- Tier 1 and Tier 2 are conservative screening methods that may result in a presumption of a potential vapor intrusion condition that does not exist. The ASTM Standard is useful as a screen to eliminate concerns regarding the many properties with no potential vapor intrusion issues, but not as a tool to make difficult cost judgments for properties with potential problems. Accordingly, the ASTM Standard casts a wide net in Tier 1 screening, requiring consideration of most contaminated sites within one-third of a mile from the target property and other contaminated sites up to one mile hydrogeologically upgradient from the target property. Once a contaminated site is identified in these areas of concern, a VIC is presumed unless proven, through more burdensome investigations, not to exist. To reach the conclusion that a pVIC is unlikely, Tier 2 or 3 work must generate sufficient data, potentially including off-site sampling results, to determine that there is no likely pathway from the off-site property to the target property.
- The ASTM Standard does not establish a protocol for completing an investigation that complies with applicable regulatory standards. The ASTM Standard repeatedly cautions the user and the environmental professional that “available regulatory and technical guidance documents for vapor intrusion contain disparate and often conflicting recommendations for data needs, data collection methods, and screening or evaluation criteria.” It is not the intent of the ASTM Standard to reconcile those requirements. The ASTM Standard likewise states that it is not intended to be used as a basis for determining whether a vapor intrusion exposure pathway is complete or may pose an unacceptable risk to human health, as those also are questions that can be determined only with reference to applicable regulatory standards.
- Beware of the ASTM Standard’s express limitations. One apparent goal of the ASTM Standard is to create some protection for environmental consultants against claims that they failed to identify and disclose potential vapor intrusion risks during a Phase I or that a limited VIA failed to meet “good commercial and customary practice.” Tier 3 assessments and Tier 4 mitigation are expressly outside the scope of the ASTM Standard and require separate scopes of work based on applicable regulatory requirements. In negotiating access terms with prospective sellers or terms of engagement with environmental professionals, it is not enough, therefore, simply to prescribe a “vapor intrusion assessment completed in accordance with ASTM E 2600.”

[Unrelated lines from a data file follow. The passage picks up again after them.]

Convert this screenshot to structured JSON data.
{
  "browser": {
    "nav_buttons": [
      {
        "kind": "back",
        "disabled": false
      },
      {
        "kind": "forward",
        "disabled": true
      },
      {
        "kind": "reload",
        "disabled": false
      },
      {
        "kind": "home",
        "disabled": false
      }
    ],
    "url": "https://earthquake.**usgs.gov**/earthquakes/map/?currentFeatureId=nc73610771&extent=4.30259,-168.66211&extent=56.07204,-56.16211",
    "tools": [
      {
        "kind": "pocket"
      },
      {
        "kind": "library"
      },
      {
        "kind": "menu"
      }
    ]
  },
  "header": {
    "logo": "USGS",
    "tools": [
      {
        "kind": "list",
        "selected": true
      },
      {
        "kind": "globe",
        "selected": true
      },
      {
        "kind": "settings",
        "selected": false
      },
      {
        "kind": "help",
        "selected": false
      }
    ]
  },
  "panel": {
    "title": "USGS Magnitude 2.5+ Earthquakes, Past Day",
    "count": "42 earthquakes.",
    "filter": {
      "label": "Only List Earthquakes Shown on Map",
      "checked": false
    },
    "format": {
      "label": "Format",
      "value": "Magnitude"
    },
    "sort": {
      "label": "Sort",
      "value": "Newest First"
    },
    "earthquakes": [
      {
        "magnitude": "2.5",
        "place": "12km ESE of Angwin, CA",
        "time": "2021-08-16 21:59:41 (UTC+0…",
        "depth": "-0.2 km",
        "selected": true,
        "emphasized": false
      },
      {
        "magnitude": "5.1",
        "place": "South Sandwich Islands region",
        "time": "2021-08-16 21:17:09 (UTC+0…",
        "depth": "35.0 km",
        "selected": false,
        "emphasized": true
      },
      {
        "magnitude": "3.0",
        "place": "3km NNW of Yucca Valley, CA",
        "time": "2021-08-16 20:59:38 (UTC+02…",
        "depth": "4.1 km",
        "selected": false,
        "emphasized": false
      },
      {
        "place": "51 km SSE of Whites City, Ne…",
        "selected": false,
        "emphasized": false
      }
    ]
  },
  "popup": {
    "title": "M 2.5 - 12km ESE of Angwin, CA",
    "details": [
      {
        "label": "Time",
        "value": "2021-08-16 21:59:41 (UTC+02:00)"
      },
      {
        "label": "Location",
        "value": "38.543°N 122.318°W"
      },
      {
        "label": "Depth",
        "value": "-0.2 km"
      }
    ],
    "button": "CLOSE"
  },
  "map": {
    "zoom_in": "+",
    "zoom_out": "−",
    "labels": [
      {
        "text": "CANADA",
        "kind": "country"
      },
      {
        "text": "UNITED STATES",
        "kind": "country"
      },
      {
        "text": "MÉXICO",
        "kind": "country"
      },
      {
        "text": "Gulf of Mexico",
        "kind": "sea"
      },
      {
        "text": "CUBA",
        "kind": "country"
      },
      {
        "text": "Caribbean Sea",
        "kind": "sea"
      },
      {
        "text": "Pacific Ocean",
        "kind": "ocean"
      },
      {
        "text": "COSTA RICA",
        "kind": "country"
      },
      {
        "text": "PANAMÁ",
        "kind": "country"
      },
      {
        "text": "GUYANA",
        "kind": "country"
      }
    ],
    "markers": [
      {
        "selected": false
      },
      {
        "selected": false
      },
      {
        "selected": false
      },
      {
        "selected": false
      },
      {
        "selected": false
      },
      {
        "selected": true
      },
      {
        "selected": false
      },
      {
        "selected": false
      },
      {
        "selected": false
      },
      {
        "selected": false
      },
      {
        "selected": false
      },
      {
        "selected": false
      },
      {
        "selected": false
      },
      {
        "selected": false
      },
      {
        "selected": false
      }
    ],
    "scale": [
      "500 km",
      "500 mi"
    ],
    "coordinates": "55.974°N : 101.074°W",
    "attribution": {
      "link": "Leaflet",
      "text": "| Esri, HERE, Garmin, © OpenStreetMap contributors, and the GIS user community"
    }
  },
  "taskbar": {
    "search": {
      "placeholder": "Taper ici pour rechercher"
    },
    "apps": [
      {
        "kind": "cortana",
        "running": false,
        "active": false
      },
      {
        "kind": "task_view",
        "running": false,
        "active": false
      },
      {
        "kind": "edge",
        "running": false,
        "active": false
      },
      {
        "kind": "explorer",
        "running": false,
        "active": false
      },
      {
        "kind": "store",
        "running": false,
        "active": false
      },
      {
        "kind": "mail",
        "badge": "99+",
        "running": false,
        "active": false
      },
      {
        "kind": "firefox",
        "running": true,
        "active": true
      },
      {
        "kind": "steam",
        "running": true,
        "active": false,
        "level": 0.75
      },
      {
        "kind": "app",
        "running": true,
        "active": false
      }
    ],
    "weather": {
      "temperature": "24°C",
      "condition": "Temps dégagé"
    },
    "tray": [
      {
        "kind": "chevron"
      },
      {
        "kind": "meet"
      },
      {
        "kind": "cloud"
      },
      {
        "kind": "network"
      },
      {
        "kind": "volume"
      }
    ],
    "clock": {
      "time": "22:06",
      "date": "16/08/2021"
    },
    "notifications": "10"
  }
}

The ASTM Standard creates a new category of environmental assessment – the ASTM-compliant vapor intrusion assessment. Users of such VIAs can now point to an ASTM standard practice as evidence that they followed a standard of reasonable care in assessing potential vapor intrusion issues at the property they are selling, purchasing, or financing. The scope and intended purposes of the ASTM Standard, however, are narrowly circumscribed. Before commissioning or permitting any work to assess potential vapor intrusion, it is imperative that a prospective buyer or seller carefully consider the kind and extent of the investigation to be conducted, the results that will be generated, and the lasting economic and legal ramifications that any such results may entail.